What Happens When You Get a DUI

You’ve had a drink or two more than you planned. Still, you think you’re ok to drive. That is, until you see the red and blue lights flashing in your rearview mirror. At that moment, you’d do anything to undo your poor decision. But it’s too late.

The first thing you should realize after you get a DUI is that it could have been far worse. If your driving was erratic enough to catch the attention of a police officer, you could have caused a very serious accident.

Although things aren’t good for you at the moment, you will make it through – and never make this mistake again. Here’s what happens when you get a DUI:

  1. You’ll get arrested – After failing a sobriety test or breathalyzer test, the officer will issue a summons or ticket with a court date. He or she will then slap the cuffs on and take you back to the station. You’ll have to stand for a mugshot and be fingerprinted. Depending on your state’s laws, you may then get to go home if someone comes to post your bail. Some states have laws that require you to sober up before you go home.
  2. Consult with a DUI attorney – There are many ways to beat a DUI charge. An experienced DUI defense lawyer will know how to evaluate your case to look for ways to get critical evidence tossed out or the case dismissed. Most attorneys will give you a free initial consultation to see if you have basis to fight the DUI charge.
  3. You’ll lose driving privileges – Regardless of your driving or criminal history, expect to lose your driving privileges for a period of time. In some states, you may receive a hardship license that allows you to drive to school and/or work. Your driving privileges will typically be revoked in court, but if you refused a sobriety test or breathalyzer, they might be revoked immediately.
  4. Pay a fine – If you’re convicted of driving while under the influence, you will receive a sentence that will most definitely include a fine. There are minimum and maximum penalties that vary by state, but these could be enhanced if there are additional charges.
  5. Go to jail – As laws become stricter nationwide, jail time is becoming mandatory for even first-time offenders in many states. If you’re a first-time offender, your jail time may only span a day or two. Still, you should expect to serve some time in jail. If there are any charges above the DUI, such as damaged property or personal injury, you may be looking at a steeper sentence.
  6. Complete probation – even if you’ve only spent one day in jail, you should expect to adhere to probationary terms that will be set by the sentencing judge. If you don’t meet your outlined terms, you’ll be sent back to jail.

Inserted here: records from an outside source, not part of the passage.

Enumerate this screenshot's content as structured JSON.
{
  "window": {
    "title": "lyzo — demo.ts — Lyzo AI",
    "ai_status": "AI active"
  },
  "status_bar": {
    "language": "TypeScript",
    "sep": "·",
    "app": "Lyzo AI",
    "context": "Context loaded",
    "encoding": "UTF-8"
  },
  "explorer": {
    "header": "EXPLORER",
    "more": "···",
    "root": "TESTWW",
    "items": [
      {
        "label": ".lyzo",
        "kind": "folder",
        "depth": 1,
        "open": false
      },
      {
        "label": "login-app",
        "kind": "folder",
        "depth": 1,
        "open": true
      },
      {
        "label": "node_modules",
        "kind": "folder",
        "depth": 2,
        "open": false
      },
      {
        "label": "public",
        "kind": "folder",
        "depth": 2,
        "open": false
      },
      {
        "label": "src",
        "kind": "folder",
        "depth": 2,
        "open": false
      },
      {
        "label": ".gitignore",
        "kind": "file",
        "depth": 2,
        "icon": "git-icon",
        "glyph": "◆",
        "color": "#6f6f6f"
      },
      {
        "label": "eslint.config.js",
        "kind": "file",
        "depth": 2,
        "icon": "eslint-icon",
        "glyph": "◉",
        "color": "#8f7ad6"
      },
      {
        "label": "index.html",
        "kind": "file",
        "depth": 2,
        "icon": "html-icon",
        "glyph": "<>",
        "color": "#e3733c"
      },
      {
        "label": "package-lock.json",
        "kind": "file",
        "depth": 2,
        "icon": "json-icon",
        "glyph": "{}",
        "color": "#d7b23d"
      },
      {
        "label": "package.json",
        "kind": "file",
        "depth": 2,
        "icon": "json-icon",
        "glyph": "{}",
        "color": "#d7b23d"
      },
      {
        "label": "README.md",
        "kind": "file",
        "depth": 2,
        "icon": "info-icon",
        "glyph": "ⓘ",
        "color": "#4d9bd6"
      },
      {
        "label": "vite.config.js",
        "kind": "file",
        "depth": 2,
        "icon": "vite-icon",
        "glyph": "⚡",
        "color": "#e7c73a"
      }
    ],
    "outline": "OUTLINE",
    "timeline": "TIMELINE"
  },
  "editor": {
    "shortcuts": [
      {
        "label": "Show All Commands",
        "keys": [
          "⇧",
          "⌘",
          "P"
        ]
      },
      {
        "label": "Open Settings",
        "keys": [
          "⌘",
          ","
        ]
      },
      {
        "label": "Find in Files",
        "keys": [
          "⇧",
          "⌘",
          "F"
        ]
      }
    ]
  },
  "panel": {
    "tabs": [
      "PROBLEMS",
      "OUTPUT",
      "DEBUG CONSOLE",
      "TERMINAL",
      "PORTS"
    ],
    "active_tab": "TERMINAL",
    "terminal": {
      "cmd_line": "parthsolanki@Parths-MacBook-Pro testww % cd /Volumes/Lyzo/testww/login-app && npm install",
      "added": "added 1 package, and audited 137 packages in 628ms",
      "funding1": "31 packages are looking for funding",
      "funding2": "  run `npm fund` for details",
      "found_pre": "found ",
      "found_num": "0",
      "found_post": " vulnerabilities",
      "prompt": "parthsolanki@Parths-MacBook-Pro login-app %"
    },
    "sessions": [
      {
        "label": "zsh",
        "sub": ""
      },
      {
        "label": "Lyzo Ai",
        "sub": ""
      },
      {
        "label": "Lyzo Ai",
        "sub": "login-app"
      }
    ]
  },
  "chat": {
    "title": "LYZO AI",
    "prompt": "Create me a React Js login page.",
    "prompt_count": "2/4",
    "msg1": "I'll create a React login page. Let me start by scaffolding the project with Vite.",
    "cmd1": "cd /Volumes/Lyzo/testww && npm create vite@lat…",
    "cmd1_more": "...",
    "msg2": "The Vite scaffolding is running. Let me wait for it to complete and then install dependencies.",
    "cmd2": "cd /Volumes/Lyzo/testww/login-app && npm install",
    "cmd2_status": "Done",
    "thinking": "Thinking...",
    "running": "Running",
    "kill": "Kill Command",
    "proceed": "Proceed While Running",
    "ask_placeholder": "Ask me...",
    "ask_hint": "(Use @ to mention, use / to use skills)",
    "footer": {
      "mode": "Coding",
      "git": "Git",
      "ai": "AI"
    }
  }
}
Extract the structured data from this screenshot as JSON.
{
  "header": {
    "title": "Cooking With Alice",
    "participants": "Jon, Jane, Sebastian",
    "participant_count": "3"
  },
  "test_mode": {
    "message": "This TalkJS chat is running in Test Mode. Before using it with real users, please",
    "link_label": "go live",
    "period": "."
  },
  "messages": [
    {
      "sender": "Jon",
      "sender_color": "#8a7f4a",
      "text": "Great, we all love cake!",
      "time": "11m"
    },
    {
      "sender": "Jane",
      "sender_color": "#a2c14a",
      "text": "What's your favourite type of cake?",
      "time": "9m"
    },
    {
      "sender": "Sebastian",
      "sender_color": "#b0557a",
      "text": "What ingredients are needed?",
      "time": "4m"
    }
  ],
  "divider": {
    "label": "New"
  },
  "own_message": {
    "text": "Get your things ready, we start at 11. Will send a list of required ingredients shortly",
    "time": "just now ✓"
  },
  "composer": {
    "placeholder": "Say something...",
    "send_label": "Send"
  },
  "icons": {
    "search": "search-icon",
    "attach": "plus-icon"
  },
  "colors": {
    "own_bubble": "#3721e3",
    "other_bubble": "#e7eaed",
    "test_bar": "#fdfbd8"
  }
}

After you’ve completed probation, or maybe during, you may also be required to take a drunk driving education program before you can get your license back. You will also be required to pay higher car insurance premiums after a DUI.

A DUI could be the result of one poor choice by an otherwise responsible person, but it could also be an indication that there’s a problem. If you have more than one DUI or are in the habit of driving under the influence, you may need to evaluate your relationship with alcohol. Accepting you have a problem is the first step to getting help.

Always remember that driving drunk is never your only option. Rideshares, public transportation or even sleeping it off in your car are all better options than getting a conviction.

Author: Brandon Park